Items from an interface collection:
*** Begin section ***
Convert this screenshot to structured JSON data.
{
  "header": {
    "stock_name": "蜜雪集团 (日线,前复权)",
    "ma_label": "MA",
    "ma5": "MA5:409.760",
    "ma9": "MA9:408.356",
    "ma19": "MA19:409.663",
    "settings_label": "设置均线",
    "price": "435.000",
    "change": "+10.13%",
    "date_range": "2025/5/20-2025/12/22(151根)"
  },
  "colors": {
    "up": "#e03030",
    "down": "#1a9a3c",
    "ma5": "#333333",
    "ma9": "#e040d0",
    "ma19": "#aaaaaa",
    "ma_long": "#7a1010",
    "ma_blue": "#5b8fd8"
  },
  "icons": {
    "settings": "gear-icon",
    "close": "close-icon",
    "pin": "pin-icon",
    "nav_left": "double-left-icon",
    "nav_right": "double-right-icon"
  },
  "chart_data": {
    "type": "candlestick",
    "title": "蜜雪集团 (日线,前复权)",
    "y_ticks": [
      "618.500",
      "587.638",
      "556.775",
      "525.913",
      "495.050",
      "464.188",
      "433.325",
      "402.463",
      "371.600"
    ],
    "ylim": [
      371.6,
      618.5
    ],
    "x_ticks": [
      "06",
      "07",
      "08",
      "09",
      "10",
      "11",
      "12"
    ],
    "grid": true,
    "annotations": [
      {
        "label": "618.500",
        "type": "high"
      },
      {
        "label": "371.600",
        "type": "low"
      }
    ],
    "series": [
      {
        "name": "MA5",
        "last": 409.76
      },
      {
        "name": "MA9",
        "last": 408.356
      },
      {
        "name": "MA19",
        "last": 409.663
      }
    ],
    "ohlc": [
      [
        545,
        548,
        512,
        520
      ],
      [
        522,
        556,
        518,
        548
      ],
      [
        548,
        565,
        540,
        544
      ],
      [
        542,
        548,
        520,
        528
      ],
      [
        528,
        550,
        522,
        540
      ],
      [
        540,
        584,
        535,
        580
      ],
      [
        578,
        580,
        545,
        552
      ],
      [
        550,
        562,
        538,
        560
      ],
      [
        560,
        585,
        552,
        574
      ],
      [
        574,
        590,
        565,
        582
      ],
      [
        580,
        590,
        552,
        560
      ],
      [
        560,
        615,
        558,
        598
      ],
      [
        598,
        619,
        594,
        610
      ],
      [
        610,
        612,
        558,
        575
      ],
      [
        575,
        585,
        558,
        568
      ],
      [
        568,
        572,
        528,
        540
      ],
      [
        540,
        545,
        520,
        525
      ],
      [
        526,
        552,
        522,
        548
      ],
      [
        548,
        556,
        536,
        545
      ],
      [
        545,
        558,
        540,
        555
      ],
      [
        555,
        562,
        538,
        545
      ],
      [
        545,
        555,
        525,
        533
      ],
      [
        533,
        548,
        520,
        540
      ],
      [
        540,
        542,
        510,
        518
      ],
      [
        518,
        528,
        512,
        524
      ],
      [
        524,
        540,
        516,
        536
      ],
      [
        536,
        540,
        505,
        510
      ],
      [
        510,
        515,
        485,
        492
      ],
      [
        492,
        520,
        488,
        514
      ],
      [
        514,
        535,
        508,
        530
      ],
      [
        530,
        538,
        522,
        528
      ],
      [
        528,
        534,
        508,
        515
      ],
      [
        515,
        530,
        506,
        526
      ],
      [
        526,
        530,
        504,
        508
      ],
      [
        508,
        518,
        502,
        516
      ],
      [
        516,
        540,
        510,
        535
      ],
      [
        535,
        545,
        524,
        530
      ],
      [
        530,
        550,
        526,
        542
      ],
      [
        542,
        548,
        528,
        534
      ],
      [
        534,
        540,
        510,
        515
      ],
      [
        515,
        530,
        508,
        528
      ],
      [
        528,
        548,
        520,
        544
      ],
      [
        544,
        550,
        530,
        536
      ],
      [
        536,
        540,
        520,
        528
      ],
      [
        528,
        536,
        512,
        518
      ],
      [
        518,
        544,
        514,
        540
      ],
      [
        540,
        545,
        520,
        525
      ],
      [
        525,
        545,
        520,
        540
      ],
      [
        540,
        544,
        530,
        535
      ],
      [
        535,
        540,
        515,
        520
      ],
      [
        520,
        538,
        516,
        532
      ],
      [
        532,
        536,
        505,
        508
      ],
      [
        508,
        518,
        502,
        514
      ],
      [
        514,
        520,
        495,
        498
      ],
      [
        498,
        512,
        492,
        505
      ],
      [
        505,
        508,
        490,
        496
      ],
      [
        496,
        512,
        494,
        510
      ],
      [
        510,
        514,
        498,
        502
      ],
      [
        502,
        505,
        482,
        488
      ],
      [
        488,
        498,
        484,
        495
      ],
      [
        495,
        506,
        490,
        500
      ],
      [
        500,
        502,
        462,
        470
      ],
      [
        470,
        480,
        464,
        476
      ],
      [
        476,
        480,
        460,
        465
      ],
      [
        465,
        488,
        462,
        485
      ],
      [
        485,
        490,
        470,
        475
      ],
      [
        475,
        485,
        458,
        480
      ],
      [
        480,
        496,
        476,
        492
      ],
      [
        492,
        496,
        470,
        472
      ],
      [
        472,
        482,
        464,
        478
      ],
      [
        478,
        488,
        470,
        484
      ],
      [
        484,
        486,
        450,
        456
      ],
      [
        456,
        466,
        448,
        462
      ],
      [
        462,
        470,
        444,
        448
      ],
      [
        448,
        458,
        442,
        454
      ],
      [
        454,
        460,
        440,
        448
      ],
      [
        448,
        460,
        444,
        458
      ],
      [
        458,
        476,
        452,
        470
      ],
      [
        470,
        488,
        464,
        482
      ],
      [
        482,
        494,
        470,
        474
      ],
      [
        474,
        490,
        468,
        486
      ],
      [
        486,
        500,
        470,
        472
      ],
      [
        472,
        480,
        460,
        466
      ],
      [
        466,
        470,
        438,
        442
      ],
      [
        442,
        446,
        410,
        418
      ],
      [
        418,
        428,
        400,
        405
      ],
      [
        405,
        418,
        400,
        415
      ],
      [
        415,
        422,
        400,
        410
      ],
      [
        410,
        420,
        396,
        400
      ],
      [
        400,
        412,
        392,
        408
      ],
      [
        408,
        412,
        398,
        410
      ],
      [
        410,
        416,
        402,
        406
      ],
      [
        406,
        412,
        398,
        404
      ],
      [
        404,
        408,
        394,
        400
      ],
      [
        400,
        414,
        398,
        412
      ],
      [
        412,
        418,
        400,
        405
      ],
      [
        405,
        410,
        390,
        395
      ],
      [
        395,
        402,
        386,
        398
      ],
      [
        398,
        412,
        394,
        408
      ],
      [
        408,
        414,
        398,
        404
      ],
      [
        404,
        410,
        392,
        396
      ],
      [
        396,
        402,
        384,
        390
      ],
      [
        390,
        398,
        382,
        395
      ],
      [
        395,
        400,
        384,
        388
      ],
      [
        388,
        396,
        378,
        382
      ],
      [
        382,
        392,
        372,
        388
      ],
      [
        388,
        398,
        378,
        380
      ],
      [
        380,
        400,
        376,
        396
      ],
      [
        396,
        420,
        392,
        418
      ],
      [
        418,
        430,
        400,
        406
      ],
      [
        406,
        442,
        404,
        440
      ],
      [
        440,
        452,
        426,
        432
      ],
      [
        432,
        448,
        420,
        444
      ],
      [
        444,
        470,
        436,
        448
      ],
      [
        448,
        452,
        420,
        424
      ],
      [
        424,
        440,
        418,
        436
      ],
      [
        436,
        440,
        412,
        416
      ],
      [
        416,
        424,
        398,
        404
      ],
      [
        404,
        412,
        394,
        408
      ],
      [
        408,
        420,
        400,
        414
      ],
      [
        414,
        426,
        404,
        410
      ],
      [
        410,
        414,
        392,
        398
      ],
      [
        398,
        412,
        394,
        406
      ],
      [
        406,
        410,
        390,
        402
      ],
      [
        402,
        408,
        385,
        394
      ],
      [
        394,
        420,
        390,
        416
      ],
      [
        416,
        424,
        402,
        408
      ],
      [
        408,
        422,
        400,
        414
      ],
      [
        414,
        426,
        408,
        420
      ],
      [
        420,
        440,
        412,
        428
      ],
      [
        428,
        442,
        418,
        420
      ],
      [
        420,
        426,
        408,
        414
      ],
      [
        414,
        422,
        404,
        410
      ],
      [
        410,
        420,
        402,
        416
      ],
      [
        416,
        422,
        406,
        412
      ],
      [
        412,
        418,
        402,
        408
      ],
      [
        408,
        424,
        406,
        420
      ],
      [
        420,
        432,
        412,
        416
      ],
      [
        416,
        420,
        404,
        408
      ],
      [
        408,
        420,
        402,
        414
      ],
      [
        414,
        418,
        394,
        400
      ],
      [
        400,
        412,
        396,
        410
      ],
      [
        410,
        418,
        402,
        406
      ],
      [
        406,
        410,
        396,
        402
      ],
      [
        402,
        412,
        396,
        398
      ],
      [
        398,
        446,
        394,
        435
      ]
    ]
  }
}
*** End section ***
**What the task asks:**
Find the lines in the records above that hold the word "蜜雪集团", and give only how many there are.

**Response to this task:**
2